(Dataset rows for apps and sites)
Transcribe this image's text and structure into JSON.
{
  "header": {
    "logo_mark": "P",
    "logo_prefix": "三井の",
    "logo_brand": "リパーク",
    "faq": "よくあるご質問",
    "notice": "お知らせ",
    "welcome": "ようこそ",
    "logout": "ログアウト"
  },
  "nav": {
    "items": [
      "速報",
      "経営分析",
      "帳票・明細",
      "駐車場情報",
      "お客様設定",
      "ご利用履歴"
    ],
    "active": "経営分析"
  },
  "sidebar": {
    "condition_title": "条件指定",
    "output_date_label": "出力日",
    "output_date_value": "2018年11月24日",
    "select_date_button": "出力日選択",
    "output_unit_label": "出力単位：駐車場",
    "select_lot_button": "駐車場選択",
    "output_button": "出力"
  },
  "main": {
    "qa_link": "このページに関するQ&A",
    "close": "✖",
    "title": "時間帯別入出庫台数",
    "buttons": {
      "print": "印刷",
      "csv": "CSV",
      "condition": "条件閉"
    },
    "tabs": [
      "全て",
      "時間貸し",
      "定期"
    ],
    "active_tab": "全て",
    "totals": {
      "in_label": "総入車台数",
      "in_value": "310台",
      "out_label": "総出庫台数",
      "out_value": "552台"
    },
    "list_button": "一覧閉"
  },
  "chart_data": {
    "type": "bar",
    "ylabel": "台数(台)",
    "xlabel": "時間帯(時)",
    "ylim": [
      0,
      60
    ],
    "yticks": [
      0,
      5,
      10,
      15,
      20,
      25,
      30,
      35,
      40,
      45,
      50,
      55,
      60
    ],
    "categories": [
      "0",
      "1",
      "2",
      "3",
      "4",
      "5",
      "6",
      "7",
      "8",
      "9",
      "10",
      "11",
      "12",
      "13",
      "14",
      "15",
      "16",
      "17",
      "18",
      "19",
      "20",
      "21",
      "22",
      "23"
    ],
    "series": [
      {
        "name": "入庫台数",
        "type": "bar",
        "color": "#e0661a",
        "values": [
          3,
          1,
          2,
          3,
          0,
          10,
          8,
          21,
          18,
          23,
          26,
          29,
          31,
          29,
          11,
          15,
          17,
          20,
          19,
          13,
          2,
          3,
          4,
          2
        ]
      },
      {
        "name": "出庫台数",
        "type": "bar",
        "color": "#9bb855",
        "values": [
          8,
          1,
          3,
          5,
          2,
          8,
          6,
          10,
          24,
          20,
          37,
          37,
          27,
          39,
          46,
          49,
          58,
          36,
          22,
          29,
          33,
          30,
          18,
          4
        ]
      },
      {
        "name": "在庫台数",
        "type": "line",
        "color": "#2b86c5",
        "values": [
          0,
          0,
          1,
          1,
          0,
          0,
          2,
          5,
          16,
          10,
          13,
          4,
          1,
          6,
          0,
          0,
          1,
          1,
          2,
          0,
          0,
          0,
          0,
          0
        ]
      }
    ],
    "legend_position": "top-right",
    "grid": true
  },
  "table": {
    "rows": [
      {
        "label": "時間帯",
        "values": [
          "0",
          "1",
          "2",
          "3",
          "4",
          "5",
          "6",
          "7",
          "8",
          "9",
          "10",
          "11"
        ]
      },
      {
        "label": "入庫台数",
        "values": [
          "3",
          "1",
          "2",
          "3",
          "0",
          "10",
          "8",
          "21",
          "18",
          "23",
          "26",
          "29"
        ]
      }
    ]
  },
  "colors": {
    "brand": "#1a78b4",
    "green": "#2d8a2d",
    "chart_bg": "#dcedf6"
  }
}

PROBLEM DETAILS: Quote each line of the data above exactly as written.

RESULT:
Transcribe this image's text and structure into JSON.
{
  "header": {
    "logo_mark": "P",
    "logo_prefix": "三井の",
    "logo_brand": "リパーク",
    "faq": "よくあるご質問",
    "notice": "お知らせ",
    "welcome": "ようこそ",
    "logout": "ログアウト"
  },
  "nav": {
    "items": [
      "速報",
      "経営分析",
      "帳票・明細",
      "駐車場情報",
      "お客様設定",
      "ご利用履歴"
    ],
    "active": "経営分析"
  },
  "sidebar": {
    "condition_title": "条件指定",
    "output_date_label": "出力日",
    "output_date_value": "2018年11月24日",
    "select_date_button": "出力日選択",
    "output_unit_label": "出力単位：駐車場",
    "select_lot_button": "駐車場選択",
    "output_button": "出力"
  },
  "main": {
    "qa_link": "このページに関するQ&A",
    "close": "✖",
    "title": "時間帯別入出庫台数",
    "buttons": {
      "print": "印刷",
      "csv": "CSV",
      "condition": "条件閉"
    },
    "tabs": [
      "全て",
      "時間貸し",
      "定期"
    ],
    "active_tab": "全て",
    "totals": {
      "in_label": "総入車台数",
      "in_value": "310台",
      "out_label": "総出庫台数",
      "out_value": "552台"
    },
    "list_button": "一覧閉"
  },
  "chart_data": {
    "type": "bar",
    "ylabel": "台数(台)",
    "xlabel": "時間帯(時)",
    "ylim": [
      0,
      60
    ],
    "yticks": [
      0,
      5,
      10,
      15,
      20,
      25,
      30,
      35,
      40,
      45,
      50,
      55,
      60
    ],
    "categories": [
      "0",
      "1",
      "2",
      "3",
      "4",
      "5",
      "6",
      "7",
      "8",
      "9",
      "10",
      "11",
      "12",
      "13",
      "14",
      "15",
      "16",
      "17",
      "18",
      "19",
      "20",
      "21",
      "22",
      "23"
    ],
    "series": [
      {
        "name": "入庫台数",
        "type": "bar",
        "color": "#e0661a",
        "values": [
          3,
          1,
          2,
          3,
          0,
          10,
          8,
          21,
          18,
          23,
          26,
          29,
          31,
          29,
          11,
          15,
          17,
          20,
          19,
          13,
          2,
          3,
          4,
          2
        ]
      },
      {
        "name": "出庫台数",
        "type": "bar",
        "color": "#9bb855",
        "values": [
          8,
          1,
          3,
          5,
          2,
          8,
          6,
          10,
          24,
          20,
          37,
          37,
          27,
          39,
          46,
          49,
          58,
          36,
          22,
          29,
          33,
          30,
          18,
          4
        ]
      },
      {
        "name": "在庫台数",
        "type": "line",
        "color": "#2b86c5",
        "values": [
          0,
          0,
          1,
          1,
          0,
          0,
          2,
          5,
          16,
          10,
          13,
          4,
          1,
          6,
          0,
          0,
          1,
          1,
          2,
          0,
          0,
          0,
          0,
          0
        ]
      }
    ],
    "legend_position": "top-right",
    "grid": true
  },
  "table": {
    "rows": [
      {
        "label": "時間帯",
        "values": [
          "0",
          "1",
          "2",
          "3",
          "4",
          "5",
          "6",
          "7",
          "8",
          "9",
          "10",
          "11"
        ]
      },
      {
        "label": "入庫台数",
        "values": [
          "3",
          "1",
          "2",
          "3",
          "0",
          "10",
          "8",
          "21",
          "18",
          "23",
          "26",
          "29"
        ]
      }
    ]
  },
  "colors": {
    "brand": "#1a78b4",
    "green": "#2d8a2d",
    "chart_bg": "#dcedf6"
  }
}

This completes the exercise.